This 1950s Expirement Asked Artist to Draw Portrait 9 Times After Taking LSD

By | September 13, 2017

In the 1950s the US government did experiments with psychotomimetic drugs. In one of these experiments, an artist was given a measured amount of LSD and an activity box full of drawing materials. He was then asked to draw his experiences while under the influence. The experiment was facilitated by Oscar Janiger, a University of California-Irvine psychiatrist known for his work on acid.

As you can see from the series of photos below, the result was sort of trippy. Things started out normally, but a little over on hour into the experiment, the artist's perception of reality started to warp. The photos captured the various stages of his hallucinogenic journey, with notes from an attending doctor. Please, don't try this at home.

20 Minutes After The First Dose Has Been Administered (50ug)
Subject chooses to start drawing with charcoal. The subject of the experiment reports - 'Condition normal... no effect from the drug yet'.

85 Minutes After First Dose And 20 Minutes After A Second Dose (50ug + 50ug)
The subject seems euphoric. 'I can see you clearly, so clearly. This... you... it's all... I'm having a little trouble controlling this pencil. It seems to want to keep going.'

2 Hours 30 Minutes After First Dose
Subject appears very focused on the business of drawing. 'Outlines seem normal, but very vivid - everything is changing colour. My hand must follow the bold sweep of the lines. I feel as if my consciousness is situated in the part of my body that's now active - my hand, my elbow... my tongue'.

2 Hours 32 Minutes After First Dose
Subject seems gripped by his pad of paper. 'I'm trying another drawing. The outlines of the model are normal, but now those of my drawing are not. The outline of my hand is going weird too. It's not a very good drawing is it? I give up - I'll try again...'

2 Hours 35 Minutes After First Dose
Subject follows quickly with another drawing. 'I'll do a drawing in one flourish... without stopping... one line, no break!' Upon completing the drawing the patient starts laughing, then becomes startled by something on the floor.

2 Hours 45 Minutes After First Dose
Subject tries to climb into activity box, and is generally agitated - responds slowly to the suggestion he might like to draw some more. He has become largely non verbal. 'I am... everything is... changed... they're calling... your face... interwoven... who is...' Subject mumbles inaudibly to a tune (sounds like 'Thanks for the memory'). He changes medium to Tempera.

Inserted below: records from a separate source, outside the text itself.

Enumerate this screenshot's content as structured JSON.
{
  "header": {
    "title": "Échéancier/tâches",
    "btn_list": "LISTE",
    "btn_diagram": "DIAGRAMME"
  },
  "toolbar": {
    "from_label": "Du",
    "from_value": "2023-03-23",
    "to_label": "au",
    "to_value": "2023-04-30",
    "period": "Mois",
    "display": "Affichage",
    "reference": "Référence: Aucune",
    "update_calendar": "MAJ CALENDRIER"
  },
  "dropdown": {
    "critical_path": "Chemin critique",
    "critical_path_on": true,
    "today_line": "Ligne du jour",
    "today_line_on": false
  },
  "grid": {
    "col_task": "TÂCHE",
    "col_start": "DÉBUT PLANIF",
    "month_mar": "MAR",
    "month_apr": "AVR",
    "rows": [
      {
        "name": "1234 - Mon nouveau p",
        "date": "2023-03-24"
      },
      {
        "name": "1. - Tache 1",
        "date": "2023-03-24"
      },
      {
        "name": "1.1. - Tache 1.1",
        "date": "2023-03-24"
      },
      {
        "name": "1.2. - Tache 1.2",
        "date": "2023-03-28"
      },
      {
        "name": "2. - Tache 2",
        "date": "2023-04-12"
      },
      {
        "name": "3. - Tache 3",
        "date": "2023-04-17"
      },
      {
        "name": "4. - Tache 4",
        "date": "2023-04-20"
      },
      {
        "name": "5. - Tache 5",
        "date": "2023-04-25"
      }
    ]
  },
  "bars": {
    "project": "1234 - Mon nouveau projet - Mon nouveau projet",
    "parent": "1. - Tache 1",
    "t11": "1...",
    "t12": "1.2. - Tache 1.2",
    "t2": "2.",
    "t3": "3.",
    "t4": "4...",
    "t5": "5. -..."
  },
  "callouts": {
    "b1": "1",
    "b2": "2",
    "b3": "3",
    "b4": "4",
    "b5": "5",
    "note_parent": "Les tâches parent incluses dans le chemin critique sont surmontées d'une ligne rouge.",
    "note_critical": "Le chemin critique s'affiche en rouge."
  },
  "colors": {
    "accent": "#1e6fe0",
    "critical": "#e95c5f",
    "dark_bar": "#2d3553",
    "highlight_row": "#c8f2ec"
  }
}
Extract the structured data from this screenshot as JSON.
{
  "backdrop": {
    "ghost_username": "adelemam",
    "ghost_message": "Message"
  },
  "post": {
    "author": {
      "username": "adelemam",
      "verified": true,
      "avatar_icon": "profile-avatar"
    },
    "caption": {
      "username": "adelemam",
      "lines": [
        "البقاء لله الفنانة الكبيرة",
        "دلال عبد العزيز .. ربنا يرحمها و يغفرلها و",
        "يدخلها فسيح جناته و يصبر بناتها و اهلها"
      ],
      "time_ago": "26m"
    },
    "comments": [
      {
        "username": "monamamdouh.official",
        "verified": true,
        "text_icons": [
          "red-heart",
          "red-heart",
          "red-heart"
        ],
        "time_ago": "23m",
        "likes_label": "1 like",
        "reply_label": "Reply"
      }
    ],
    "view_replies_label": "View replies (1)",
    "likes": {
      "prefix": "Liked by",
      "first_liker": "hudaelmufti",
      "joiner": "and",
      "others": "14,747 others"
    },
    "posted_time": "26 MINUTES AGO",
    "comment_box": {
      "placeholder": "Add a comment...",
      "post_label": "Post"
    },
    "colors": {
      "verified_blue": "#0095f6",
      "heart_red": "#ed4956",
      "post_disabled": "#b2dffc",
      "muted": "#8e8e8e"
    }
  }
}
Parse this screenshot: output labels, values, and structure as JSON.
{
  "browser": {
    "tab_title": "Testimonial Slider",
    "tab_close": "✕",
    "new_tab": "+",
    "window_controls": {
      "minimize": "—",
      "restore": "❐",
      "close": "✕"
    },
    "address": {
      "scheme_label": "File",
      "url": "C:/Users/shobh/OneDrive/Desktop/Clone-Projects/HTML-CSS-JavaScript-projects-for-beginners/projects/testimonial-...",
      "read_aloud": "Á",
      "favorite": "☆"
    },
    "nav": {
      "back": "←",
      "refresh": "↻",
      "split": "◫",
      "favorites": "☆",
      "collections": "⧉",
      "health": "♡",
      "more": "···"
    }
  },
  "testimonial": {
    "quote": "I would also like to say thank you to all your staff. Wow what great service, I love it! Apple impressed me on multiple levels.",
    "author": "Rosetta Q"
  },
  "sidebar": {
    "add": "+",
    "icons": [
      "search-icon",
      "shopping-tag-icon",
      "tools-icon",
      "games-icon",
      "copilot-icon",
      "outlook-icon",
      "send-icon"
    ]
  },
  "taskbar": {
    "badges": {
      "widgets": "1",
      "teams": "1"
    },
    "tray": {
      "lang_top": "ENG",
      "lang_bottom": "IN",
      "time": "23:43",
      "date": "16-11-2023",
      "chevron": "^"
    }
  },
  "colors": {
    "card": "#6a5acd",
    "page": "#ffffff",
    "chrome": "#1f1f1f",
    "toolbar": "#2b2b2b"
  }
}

4 Hours 25 Minutes After First Dose
Subject retreated to the bunk, spending approximately 2 hours lying, waving his hands in the air. His return to the activity box is sudden and deliberate, changing media to pen and water colour.) 'This will be the best drawing, like the first one, only better. If I'm not careful I'll lose control of my movements, but I won't, because I know. I know' - (this saying is then repeated many times) Subject makes the last half-a-dozen strokes of the drawing while running back and forth across the room.

5 Hours 45 Minutes After First Dose
Subject continues to move about the room, intersecting the space in complex variations. It's an hour and a half before he settles down to draw again - he appears over the effects of the drug. 'I can feel my knees again, I think it's starting to wear off. This is a pretty good drawing - this pencil is mighty hard to hold' - (he is holding a crayon).

8 Hours After First Dose
Subject sits on bunk bed. He reports the intoxication has worn off except for the occasional distorting of our faces. We ask for a final drawing which he performs with little enthusiasm. 'I have nothing to say about this last drawing, it is bad and uninteresting, I want to go home now.'

h/t BoredPanda